Movies from Hong Kong are like movies from nowhere else--stylish, smart, and daring, Hong Kong's best films possess a verve and mood that's only slightly less addictive than crack. Since the past few years have boasted some of HK's best films--action or otherwise--it's rad that the Northwest Film Center's Hong Kong Horizons program makes it easy to get an HK fix.
The series kicks off this week with the action drama Fulltime Killer and the thriller The Eye. The awesome Andy Lau stars as a bragging hitman who meets his match in the tremendously uneven Fulltime Killer, which--at its adrenaline-packed best--recalls the best of John Woo's inspired action sequences. And it'd be hard to think of a horror film that's garnered more buzz in the past few years than the Pang Brothers' The Eye, in which a blind woman (Li Sin-Je) gets a new pair of eyes--eyes that make her see creepy-ass things (like, uh, ghosts). Though it devolves steadily (ending with a tremendous burst of absurdity), the film's still worth checking out--its creepy, beautifully shot, and shows why the Thai-born Pang Brothers deserve their hype.
And the fest continues until August 21, with the dark comedy Men Suddenly in Black, the brilliant Stephen Chow comedy Shaolin Soccer (the precursor to Kung Fu Hustle, and very nearly as good), and the eagerly anticipated Infernal Affairs, which features Andy Lau (again) and Tony Leung Chiu-Wai as undercover cops. (And it'd be wise to catch Affairs in its pure form--Martin Scorcese's currently remaking it with Matt Damon and Leonardo DiCaprio.)

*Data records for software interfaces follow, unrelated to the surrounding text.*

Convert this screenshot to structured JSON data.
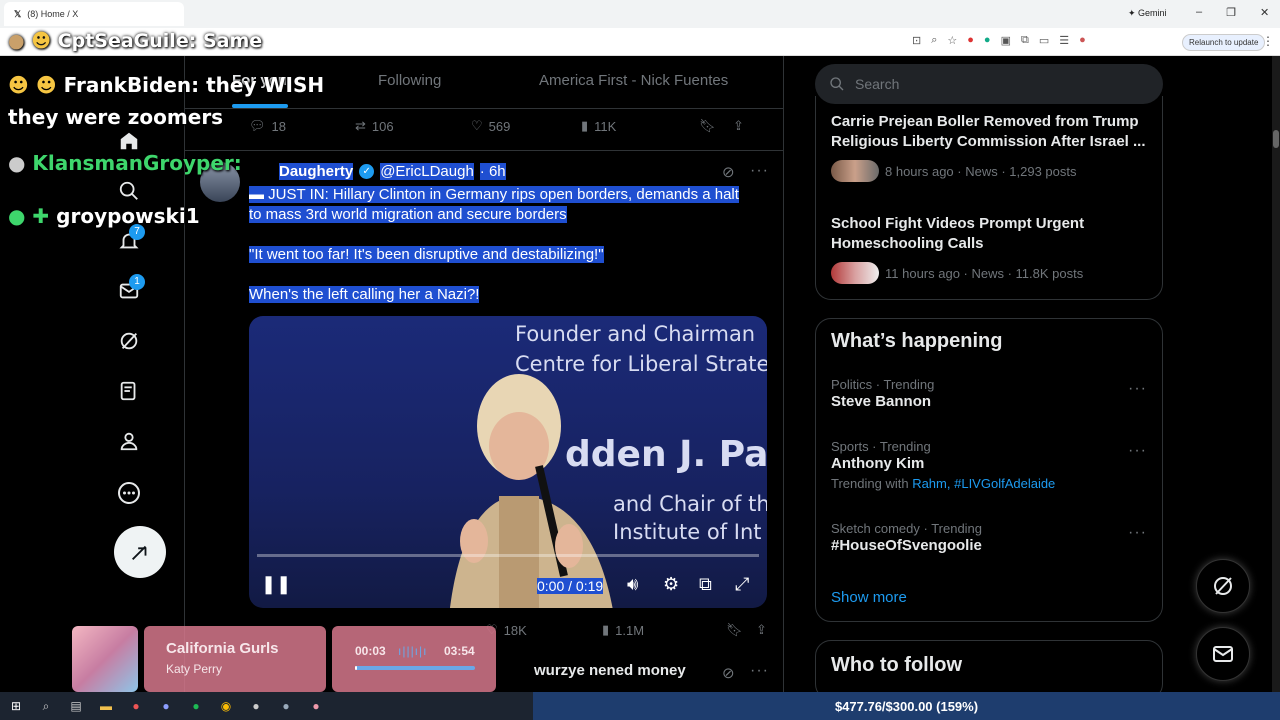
{
  "browser": {
    "tab_title": "(8) Home / X",
    "gemini_label": "Gemini",
    "relaunch_label": "Relaunch to update",
    "window_controls": [
      "–",
      "❐",
      "✕"
    ]
  },
  "chat_overlay": {
    "messages": [
      {
        "user": "CptSeaGuile:",
        "text": "Same"
      },
      {
        "user": "FrankBiden:",
        "text": "they WISH"
      },
      {
        "user": "",
        "text": "they were zoomers"
      },
      {
        "user": "KlansmanGroyper:",
        "text": ""
      },
      {
        "user": "groypowski1",
        "text": ""
      }
    ]
  },
  "tabs": {
    "for_you": "For you",
    "following": "Following",
    "list": "America First - Nick Fuentes"
  },
  "prev_tweet_actions": {
    "replies": "18",
    "retweets": "106",
    "likes": "569",
    "views": "11K"
  },
  "tweet": {
    "name": "Daugherty",
    "handle": "@EricLDaugh",
    "time": "· 6h",
    "line1": " JUST IN: Hillary Clinton in Germany rips open borders, demands a halt",
    "line2": "to mass 3rd world migration and secure borders",
    "quote": "\"It went too far! It's been disruptive and destabilizing!\"",
    "question": "When's the left calling her a Nazi?!",
    "video": {
      "text1": "Founder and Chairman",
      "text2": "Centre for Liberal Strateg",
      "text3": "dden J. Papp",
      "text4": "and Chair of th",
      "text5": "Institute of Int",
      "time": "0:00 / 0:19",
      "progress": 0
    },
    "actions": {
      "likes": "18K",
      "views": "1.1M"
    }
  },
  "next_tweet": {
    "name": "wurzye nened money"
  },
  "search": {
    "placeholder": "Search"
  },
  "news": [
    {
      "title": "Carrie Prejean Boller Removed from Trump Religious Liberty Commission After Israel ...",
      "meta": "8 hours ago · News · 1,293 posts"
    },
    {
      "title": "School Fight Videos Prompt Urgent Homeschooling Calls",
      "meta": "11 hours ago · News · 11.8K posts"
    }
  ],
  "whats_happening": {
    "heading": "What’s happening",
    "trends": [
      {
        "context": "Politics · Trending",
        "name": "Steve Bannon",
        "with_label": "",
        "with": []
      },
      {
        "context": "Sports · Trending",
        "name": "Anthony Kim",
        "with_label": "Trending with",
        "with": [
          "Rahm,",
          "#LIVGolfAdelaide"
        ]
      },
      {
        "context": "Sketch comedy · Trending",
        "name": "#HouseOfSvengoolie",
        "with_label": "",
        "with": []
      }
    ],
    "show_more": "Show more"
  },
  "who_to_follow": {
    "heading": "Who to follow"
  },
  "music": {
    "title": "California Gurls",
    "artist": "Katy Perry",
    "elapsed": "00:03",
    "duration": "03:54",
    "progress": 0.013
  },
  "taskbar": {
    "goal_text": "$477.76/$300.00 (159%)"
  },
  "badges": {
    "notifications": "7",
    "messages": "1"
  },
  "colors": {
    "accent": "#1d9bf0",
    "selection": "#1f4fd1",
    "background": "#000000"
  }
}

Also up: Cop on a Mission, about a cop (Daniel Wu) hatching a power play; the bizarre superhero fantasy Running on Karma, starring Andy Lau (Jesus Christ, there he is again) and Shaolin Soccer's Cecilia Cheung; and the awesomely titled Bullets of Love, about a cop (Leon Lai Ming) and a prosecutor (Asako Seto) whose past catches up with them.